He has higher priorities, and rightfully so.
But it would be a great thing for both schools and their athletic programs if Camden and Woodrow Wilson joined the Colonial Conference.
The move would make sense for a variety of reasons, not the least of which would be the incentive to reset the athletic departments and create more broad-based programs at both schools that would engage more students in positive extracurricular activities.
There's no reason that Camden and Woodrow Wilson shouldn't have vibrant boys' and girls' soccer programs. The sport is alive at the youth level in the city and U.S. Soccer was a major contributor to the fund-raising effort for the new artificial-turf field at Farnham Park (which is lined for soccer games).
The same goes for baseball and softball, as well as boys' and girls' tennis and boys' and girls' cross-country.
The schools' current membership in the powerful and large-school-dominated Olympic Conference isn't the only reason the Camden and Woodrow Wilson athletic departments have been marked in recent years mainly by the football, basketball and track teams, with just a sprinkling of consistently competitive programs in other sports.
It's on district administrators to identify, inspire and support the right coaches. And it's on the coaches to bring the time commitment, energy and passion necessary to create fully-functioning programs in sports without much recent history of success at the two schools.
And yes, that's a lot easier said than done in a district where so many students face so many challenges.
But that's all the more reason that Camden and Woodrow Wilson athletics should be more inclusive, not less, with opportunities for students to participate and represent their schools and towns in a wider variety of sports.
Joining the Colonial Conference could help make that happen. Camden and Woodrow Wilson are by far the two smallest schools in the Olympic Conference, excluding private schools such as Bishop Eustace and Camden Catholic.
But in the Colonial Conference, Camden as a Group 2 program and Woodrow Wilson as a small Group 3 program would be a far better fit as far as enrollment - and there would be some built-in advantages as far as history, proximity and competitive balance.
Camden and Woodrow Wilson would have big problems on the scoreboard against the likes of Haddonfield tennis and soccer and Haddon Township soccer and Audubon baseball and West Deptford softball, among other potential mismatches.
But schools such as Collingswood, Lindenwold, Paulsboro and Overbrook would make for natural rivals with the Camden schools in a lot of these sports. And the similarity in enrollment between the Camden schools and the rest of the Colonial Conference would make for fairer competition across the board.

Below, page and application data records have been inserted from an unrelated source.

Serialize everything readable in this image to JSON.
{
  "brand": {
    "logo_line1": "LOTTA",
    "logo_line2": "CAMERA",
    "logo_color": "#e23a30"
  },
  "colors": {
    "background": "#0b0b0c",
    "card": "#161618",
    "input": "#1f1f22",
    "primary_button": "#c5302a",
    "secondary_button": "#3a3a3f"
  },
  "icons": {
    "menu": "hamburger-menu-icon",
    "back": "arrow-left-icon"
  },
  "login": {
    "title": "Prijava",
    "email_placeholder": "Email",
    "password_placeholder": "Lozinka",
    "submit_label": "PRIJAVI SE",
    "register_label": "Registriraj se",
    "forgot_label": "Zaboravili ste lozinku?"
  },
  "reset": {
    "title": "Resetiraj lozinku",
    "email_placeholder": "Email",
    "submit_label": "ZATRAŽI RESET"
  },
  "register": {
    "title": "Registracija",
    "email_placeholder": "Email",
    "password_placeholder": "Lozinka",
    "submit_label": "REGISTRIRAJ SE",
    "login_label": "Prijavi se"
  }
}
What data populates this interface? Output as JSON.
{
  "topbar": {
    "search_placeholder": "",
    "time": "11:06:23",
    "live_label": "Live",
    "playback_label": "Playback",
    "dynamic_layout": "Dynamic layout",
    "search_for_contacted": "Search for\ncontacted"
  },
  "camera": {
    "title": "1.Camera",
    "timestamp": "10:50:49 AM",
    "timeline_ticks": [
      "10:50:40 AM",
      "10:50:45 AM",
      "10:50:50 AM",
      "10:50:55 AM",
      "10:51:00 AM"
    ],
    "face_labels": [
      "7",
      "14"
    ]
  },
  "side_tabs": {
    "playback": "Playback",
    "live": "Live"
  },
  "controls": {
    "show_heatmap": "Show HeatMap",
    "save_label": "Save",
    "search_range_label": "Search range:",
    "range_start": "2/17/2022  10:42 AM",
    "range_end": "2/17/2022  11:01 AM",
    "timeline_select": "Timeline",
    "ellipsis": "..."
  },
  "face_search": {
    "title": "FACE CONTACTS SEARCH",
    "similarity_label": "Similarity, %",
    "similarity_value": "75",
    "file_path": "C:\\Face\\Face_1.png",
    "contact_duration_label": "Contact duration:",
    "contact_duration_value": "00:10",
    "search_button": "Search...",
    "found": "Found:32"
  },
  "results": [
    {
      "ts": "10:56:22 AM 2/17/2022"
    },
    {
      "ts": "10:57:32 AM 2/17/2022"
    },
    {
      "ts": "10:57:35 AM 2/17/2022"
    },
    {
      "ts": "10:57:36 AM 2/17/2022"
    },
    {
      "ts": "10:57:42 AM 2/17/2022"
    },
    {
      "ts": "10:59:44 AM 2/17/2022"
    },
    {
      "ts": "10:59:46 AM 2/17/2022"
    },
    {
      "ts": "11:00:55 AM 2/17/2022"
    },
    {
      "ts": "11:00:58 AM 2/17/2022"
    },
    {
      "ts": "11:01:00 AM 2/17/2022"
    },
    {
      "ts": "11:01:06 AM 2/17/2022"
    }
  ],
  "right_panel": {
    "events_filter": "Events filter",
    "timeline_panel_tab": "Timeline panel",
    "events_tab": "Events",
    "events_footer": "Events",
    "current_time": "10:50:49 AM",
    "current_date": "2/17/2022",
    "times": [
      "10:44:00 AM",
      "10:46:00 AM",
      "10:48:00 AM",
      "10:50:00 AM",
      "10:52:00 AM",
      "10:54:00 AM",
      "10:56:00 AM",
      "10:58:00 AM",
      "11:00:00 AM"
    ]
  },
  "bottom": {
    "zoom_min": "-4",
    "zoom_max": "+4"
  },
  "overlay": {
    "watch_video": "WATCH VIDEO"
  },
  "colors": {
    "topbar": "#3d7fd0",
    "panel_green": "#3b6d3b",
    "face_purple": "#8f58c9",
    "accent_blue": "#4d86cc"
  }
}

This wouldn't hurt the "major" sports such as football and basketball, either. Those programs would face stiff competition in the Colonial Conference - Camden vs. Haddonfield, home and home in boys' basketball every year, has a great ring to it - and the hoops teams would have ample opportunity to schedule outside games to maintain rivalries with the likes of Camden Catholic, Bishop Eustace and Paul VI.
This would only enrich the Colonial Conference, too (although I can already hear some administrators complaining about the Camden schools' lack of a full complement of sports as well as a shortage of sub-varsity teams and this and that and the other reason why it just can't happen).
The addition of Camden and Woodrow Wilson would broaden and diversify the Colonial Conference. It would create some new rivalries. It would restore some old ones. It would break down some of the barriers between the city and its suburbs - good for the city, good for the suburbs.
And for a league that proudly touts its history and tradition, let the record show that Camden has been playing these games since the turn of the 20th century and Woodrow Wilson since 1931, and that those two schools were South Jersey powers in sports such as baseball and tennis (yes, tennis) as well as football and basketball before nearly half of the schools in the Colonial Conference even opened.